Dataset items:
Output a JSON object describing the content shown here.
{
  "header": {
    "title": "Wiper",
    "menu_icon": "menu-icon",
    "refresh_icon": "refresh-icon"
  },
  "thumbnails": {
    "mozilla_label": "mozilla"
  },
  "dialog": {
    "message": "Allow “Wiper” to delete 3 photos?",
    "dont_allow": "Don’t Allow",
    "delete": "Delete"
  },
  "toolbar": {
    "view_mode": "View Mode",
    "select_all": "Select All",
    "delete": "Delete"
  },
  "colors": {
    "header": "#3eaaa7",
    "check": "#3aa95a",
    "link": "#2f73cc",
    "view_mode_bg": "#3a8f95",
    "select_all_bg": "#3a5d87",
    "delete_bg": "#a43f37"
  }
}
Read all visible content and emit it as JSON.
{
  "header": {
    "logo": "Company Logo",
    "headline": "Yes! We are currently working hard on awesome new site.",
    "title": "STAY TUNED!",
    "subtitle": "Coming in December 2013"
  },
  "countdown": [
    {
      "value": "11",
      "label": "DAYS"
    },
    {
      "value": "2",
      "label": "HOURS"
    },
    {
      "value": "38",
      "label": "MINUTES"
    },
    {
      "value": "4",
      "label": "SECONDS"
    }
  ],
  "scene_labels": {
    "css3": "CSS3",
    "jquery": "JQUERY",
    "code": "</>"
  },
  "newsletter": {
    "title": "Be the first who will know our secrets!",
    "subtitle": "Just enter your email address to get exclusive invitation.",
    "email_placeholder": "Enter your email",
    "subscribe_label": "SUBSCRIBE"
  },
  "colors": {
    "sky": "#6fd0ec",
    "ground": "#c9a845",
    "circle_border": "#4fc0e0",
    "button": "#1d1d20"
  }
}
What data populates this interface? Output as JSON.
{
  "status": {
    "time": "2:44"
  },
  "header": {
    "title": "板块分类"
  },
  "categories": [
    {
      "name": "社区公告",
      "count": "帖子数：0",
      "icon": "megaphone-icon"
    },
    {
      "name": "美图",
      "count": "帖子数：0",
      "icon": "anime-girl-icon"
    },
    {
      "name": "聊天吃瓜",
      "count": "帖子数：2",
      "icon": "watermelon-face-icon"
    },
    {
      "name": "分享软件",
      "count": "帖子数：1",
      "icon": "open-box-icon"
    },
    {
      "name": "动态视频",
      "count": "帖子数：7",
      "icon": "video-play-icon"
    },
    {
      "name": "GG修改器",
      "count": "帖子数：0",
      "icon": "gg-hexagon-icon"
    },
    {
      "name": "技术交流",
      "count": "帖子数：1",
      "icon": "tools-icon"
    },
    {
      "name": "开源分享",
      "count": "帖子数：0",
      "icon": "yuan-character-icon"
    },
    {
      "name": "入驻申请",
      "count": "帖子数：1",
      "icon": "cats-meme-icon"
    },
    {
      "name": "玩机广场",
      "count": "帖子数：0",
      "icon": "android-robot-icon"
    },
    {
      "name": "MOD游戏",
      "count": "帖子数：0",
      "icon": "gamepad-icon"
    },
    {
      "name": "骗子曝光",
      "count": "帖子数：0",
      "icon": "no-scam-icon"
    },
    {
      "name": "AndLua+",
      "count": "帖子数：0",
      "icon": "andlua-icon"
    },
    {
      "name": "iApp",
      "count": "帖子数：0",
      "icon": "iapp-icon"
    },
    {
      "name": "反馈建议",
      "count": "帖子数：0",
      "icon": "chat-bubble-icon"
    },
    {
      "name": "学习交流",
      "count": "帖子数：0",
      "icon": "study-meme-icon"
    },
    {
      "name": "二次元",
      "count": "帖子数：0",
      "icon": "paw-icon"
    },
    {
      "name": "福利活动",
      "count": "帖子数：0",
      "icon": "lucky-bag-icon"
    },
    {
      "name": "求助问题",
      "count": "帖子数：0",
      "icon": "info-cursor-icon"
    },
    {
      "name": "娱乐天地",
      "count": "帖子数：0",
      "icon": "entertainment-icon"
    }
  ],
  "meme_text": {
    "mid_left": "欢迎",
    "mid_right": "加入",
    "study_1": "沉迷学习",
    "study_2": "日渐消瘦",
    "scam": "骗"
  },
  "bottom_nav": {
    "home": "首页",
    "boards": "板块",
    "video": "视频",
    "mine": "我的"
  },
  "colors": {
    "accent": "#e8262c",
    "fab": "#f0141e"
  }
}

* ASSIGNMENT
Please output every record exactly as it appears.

* SOLUTION TO THE PROBLEM
Output a JSON object describing the content shown here.
{
  "header": {
    "title": "Wiper",
    "menu_icon": "menu-icon",
    "refresh_icon": "refresh-icon"
  },
  "thumbnails": {
    "mozilla_label": "mozilla"
  },
  "dialog": {
    "message": "Allow “Wiper” to delete 3 photos?",
    "dont_allow": "Don’t Allow",
    "delete": "Delete"
  },
  "toolbar": {
    "view_mode": "View Mode",
    "select_all": "Select All",
    "delete": "Delete"
  },
  "colors": {
    "header": "#3eaaa7",
    "check": "#3aa95a",
    "link": "#2f73cc",
    "view_mode_bg": "#3a8f95",
    "select_all_bg": "#3a5d87",
    "delete_bg": "#a43f37"
  }
}
Read all visible content and emit it as JSON.
{
  "header": {
    "logo": "Company Logo",
    "headline": "Yes! We are currently working hard on awesome new site.",
    "title": "STAY TUNED!",
    "subtitle": "Coming in December 2013"
  },
  "countdown": [
    {
      "value": "11",
      "label": "DAYS"
    },
    {
      "value": "2",
      "label": "HOURS"
    },
    {
      "value": "38",
      "label": "MINUTES"
    },
    {
      "value": "4",
      "label": "SECONDS"
    }
  ],
  "scene_labels": {
    "css3": "CSS3",
    "jquery": "JQUERY",
    "code": "</>"
  },
  "newsletter": {
    "title": "Be the first who will know our secrets!",
    "subtitle": "Just enter your email address to get exclusive invitation.",
    "email_placeholder": "Enter your email",
    "subscribe_label": "SUBSCRIBE"
  },
  "colors": {
    "sky": "#6fd0ec",
    "ground": "#c9a845",
    "circle_border": "#4fc0e0",
    "button": "#1d1d20"
  }
}
What data populates this interface? Output as JSON.
{
  "status": {
    "time": "2:44"
  },
  "header": {
    "title": "板块分类"
  },
  "categories": [
    {
      "name": "社区公告",
      "count": "帖子数：0",
      "icon": "megaphone-icon"
    },
    {
      "name": "美图",
      "count": "帖子数：0",
      "icon": "anime-girl-icon"
    },
    {
      "name": "聊天吃瓜",
      "count": "帖子数：2",
      "icon": "watermelon-face-icon"
    },
    {
      "name": "分享软件",
      "count": "帖子数：1",
      "icon": "open-box-icon"
    },
    {
      "name": "动态视频",
      "count": "帖子数：7",
      "icon": "video-play-icon"
    },
    {
      "name": "GG修改器",
      "count": "帖子数：0",
      "icon": "gg-hexagon-icon"
    },
    {
      "name": "技术交流",
      "count": "帖子数：1",
      "icon": "tools-icon"
    },
    {
      "name": "开源分享",
      "count": "帖子数：0",
      "icon": "yuan-character-icon"
    },
    {
      "name": "入驻申请",
      "count": "帖子数：1",
      "icon": "cats-meme-icon"
    },
    {
      "name": "玩机广场",
      "count": "帖子数：0",
      "icon": "android-robot-icon"
    },
    {
      "name": "MOD游戏",
      "count": "帖子数：0",
      "icon": "gamepad-icon"
    },
    {
      "name": "骗子曝光",
      "count": "帖子数：0",
      "icon": "no-scam-icon"
    },
    {
      "name": "AndLua+",
      "count": "帖子数：0",
      "icon": "andlua-icon"
    },
    {
      "name": "iApp",
      "count": "帖子数：0",
      "icon": "iapp-icon"
    },
    {
      "name": "反馈建议",
      "count": "帖子数：0",
      "icon": "chat-bubble-icon"
    },
    {
      "name": "学习交流",
      "count": "帖子数：0",
      "icon": "study-meme-icon"
    },
    {
      "name": "二次元",
      "count": "帖子数：0",
      "icon": "paw-icon"
    },
    {
      "name": "福利活动",
      "count": "帖子数：0",
      "icon": "lucky-bag-icon"
    },
    {
      "name": "求助问题",
      "count": "帖子数：0",
      "icon": "info-cursor-icon"
    },
    {
      "name": "娱乐天地",
      "count": "帖子数：0",
      "icon": "entertainment-icon"
    }
  ],
  "meme_text": {
    "mid_left": "欢迎",
    "mid_right": "加入",
    "study_1": "沉迷学习",
    "study_2": "日渐消瘦",
    "scam": "骗"
  },
  "bottom_nav": {
    "home": "首页",
    "boards": "板块",
    "video": "视频",
    "mine": "我的"
  },
  "colors": {
    "accent": "#e8262c",
    "fab": "#f0141e"
  }
}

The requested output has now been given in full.